= Activity =
What you return should be each line of the data containing the string "JSON".

*** Opening Recorded information ***

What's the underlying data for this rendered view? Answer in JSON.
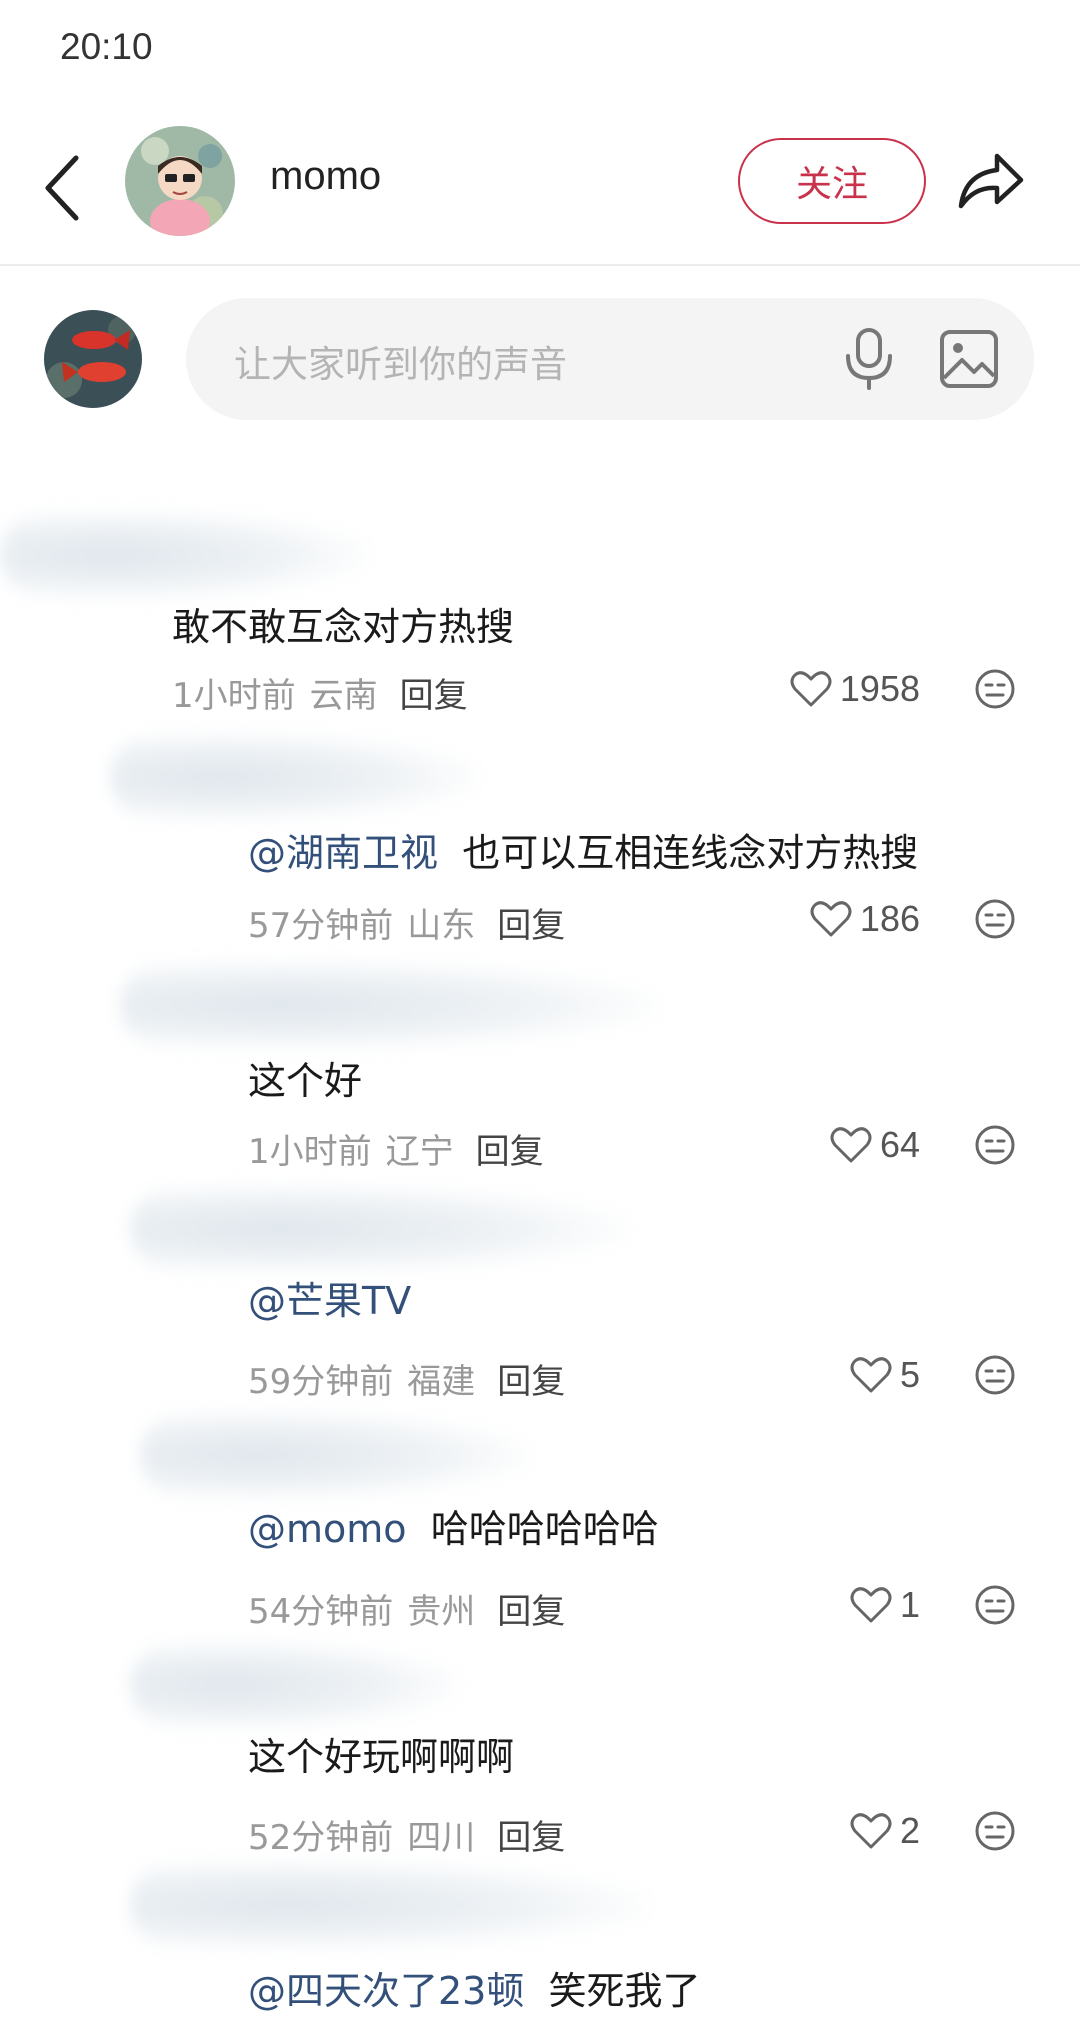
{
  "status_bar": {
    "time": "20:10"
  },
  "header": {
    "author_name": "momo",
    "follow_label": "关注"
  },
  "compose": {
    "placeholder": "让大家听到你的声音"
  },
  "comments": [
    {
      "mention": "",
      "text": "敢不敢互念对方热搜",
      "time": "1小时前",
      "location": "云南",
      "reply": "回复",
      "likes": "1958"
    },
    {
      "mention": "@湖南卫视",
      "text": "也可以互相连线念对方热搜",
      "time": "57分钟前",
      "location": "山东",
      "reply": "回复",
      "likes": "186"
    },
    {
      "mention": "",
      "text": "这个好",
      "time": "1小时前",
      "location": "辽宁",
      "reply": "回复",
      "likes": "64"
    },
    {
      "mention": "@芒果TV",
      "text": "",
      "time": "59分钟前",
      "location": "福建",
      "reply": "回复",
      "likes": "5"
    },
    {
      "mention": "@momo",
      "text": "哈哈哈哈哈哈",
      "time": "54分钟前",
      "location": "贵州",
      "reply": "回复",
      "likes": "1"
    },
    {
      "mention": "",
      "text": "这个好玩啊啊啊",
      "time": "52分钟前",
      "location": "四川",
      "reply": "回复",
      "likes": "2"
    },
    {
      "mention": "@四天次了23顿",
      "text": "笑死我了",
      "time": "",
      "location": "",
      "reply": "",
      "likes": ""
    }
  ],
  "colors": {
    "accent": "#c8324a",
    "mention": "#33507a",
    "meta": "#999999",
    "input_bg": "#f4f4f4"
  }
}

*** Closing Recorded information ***
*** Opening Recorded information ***

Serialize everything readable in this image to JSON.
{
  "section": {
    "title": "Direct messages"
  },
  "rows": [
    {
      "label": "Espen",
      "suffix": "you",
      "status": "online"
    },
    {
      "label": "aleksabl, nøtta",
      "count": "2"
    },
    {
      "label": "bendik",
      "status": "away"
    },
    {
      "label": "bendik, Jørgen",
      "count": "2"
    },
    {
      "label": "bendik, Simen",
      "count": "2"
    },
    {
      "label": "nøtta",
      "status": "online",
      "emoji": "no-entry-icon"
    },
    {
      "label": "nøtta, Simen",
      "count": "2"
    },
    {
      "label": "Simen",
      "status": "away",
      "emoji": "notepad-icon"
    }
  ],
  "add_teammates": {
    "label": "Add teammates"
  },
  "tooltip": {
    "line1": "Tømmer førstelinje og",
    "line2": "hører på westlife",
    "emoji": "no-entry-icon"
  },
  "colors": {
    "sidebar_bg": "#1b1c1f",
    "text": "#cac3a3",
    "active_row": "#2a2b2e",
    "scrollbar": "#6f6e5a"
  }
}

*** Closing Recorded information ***

= Response to this task =
What's the underlying data for this rendered view? Answer in JSON.
Serialize everything readable in this image to JSON.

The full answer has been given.